He is covered, disguised and hidden.
He lingers there nourishing and growing
while we hardly notice his presence.

Wiki also points out that mistletoe has long been considered harmful to its host plant, but recent studies have revealed that it offers many benefits. Many animals eat the berries, shoots and leaves of the mistletoe plant. Their orbs provide protection for some animals during winter and others nest in them. Some animals that are drawn to the plant, become covered in pollen from the host. Later, these animals carry that pollen to other host plants, so the mistletoe actually encourages pollination of his host.

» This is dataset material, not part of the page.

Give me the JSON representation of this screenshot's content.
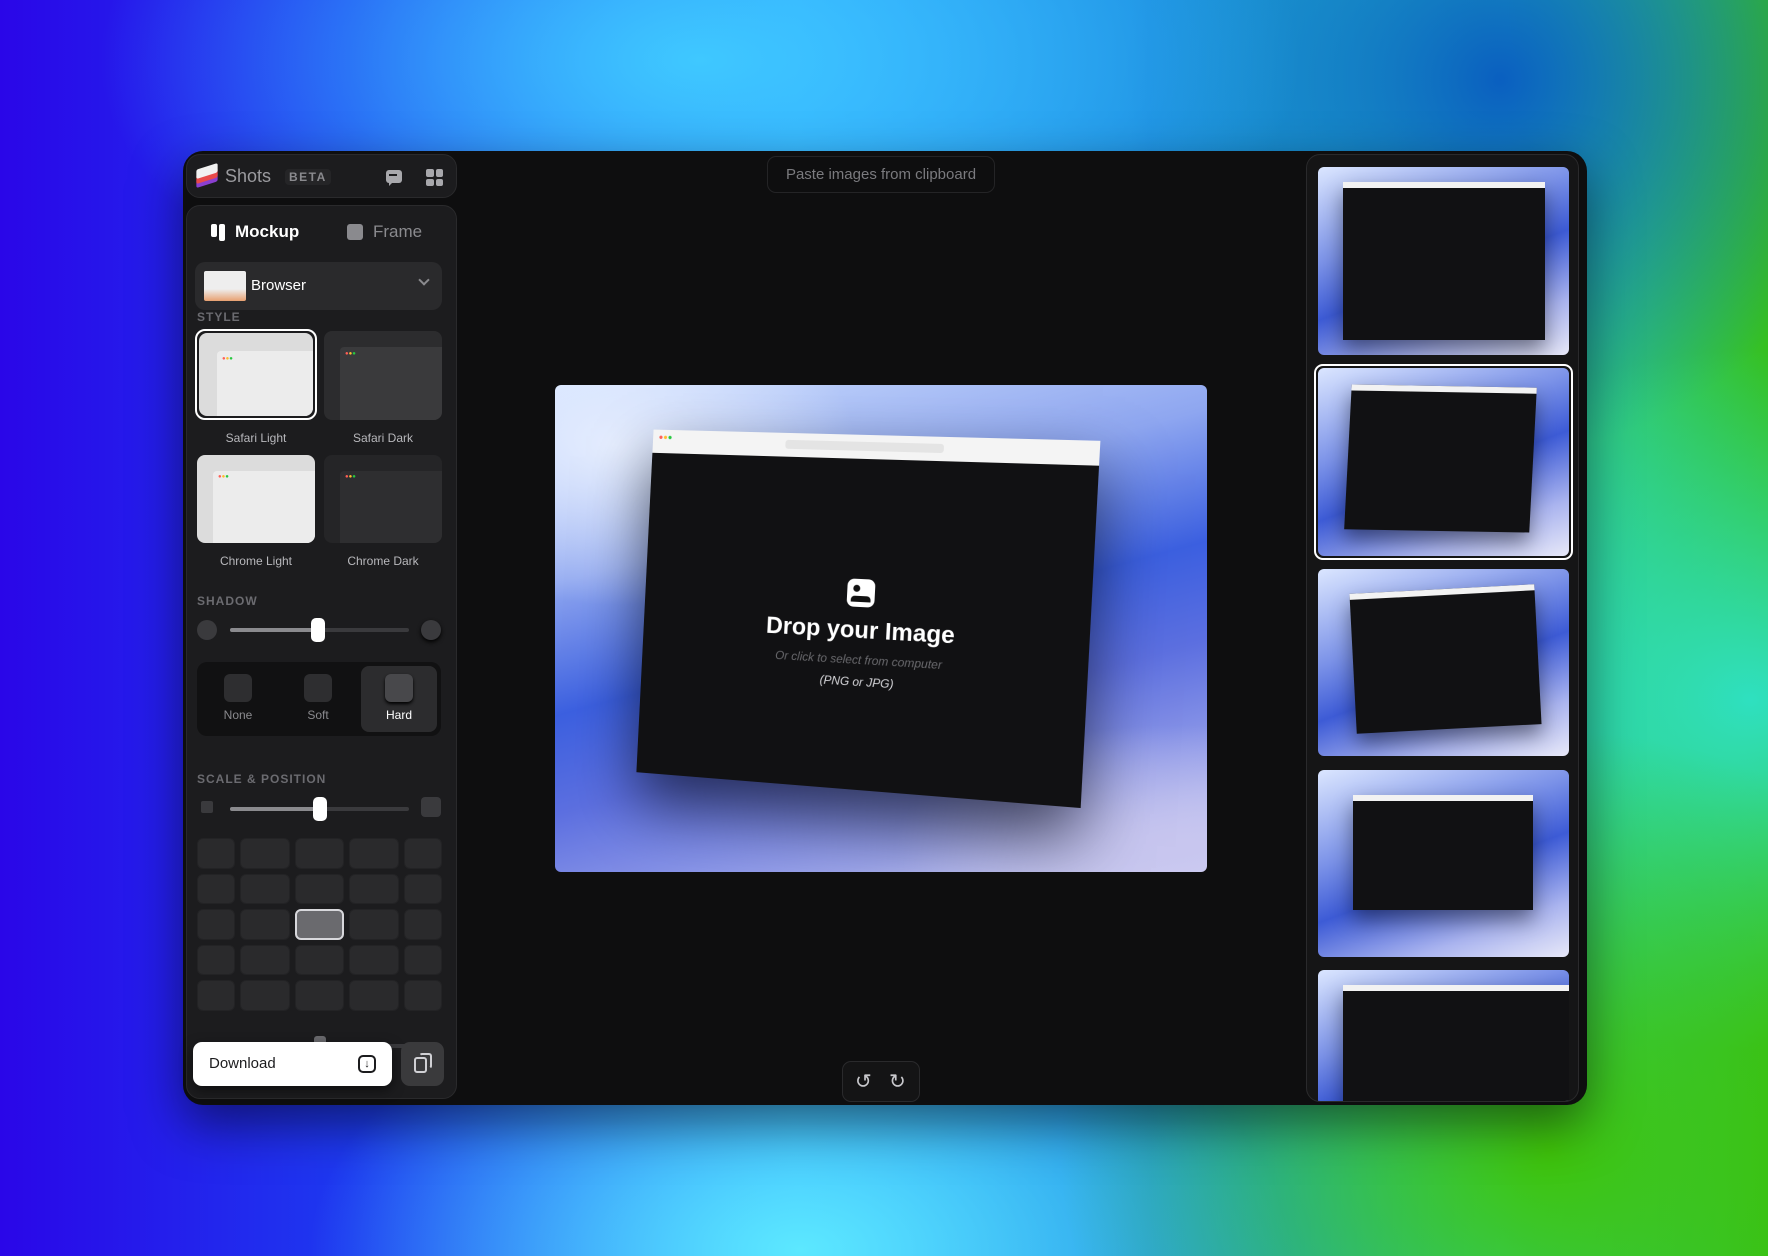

I am so reminded how our pains and discomfort can bring good.
When someone comes into our life that puts down roots
and steals what we feel is OUR nourishment,
they may simultaneously be beneficial to our lives
in ways that we might not expect.
In the end, we may feel like we have “lost a limb” because of their presence,
but searching can show us ways that we have benefitted from their stay
or that others have grown and reproduced via their intrusion.

It isn’t always pretty
when we are used as a host,
but if we search
we can find ways to see
how our loss
can also be the channel used
for gain, good and glory.

And, to be truthful,
in the end
we may find that
the “loss of a limb”
was a small price to pay
for the good that came
and also a small price to pay
to have them finally out of our lives.

I love mistletoe!
Mistletoe brings me joy.
What about you?
What makes you happy this marvelous Monday morning?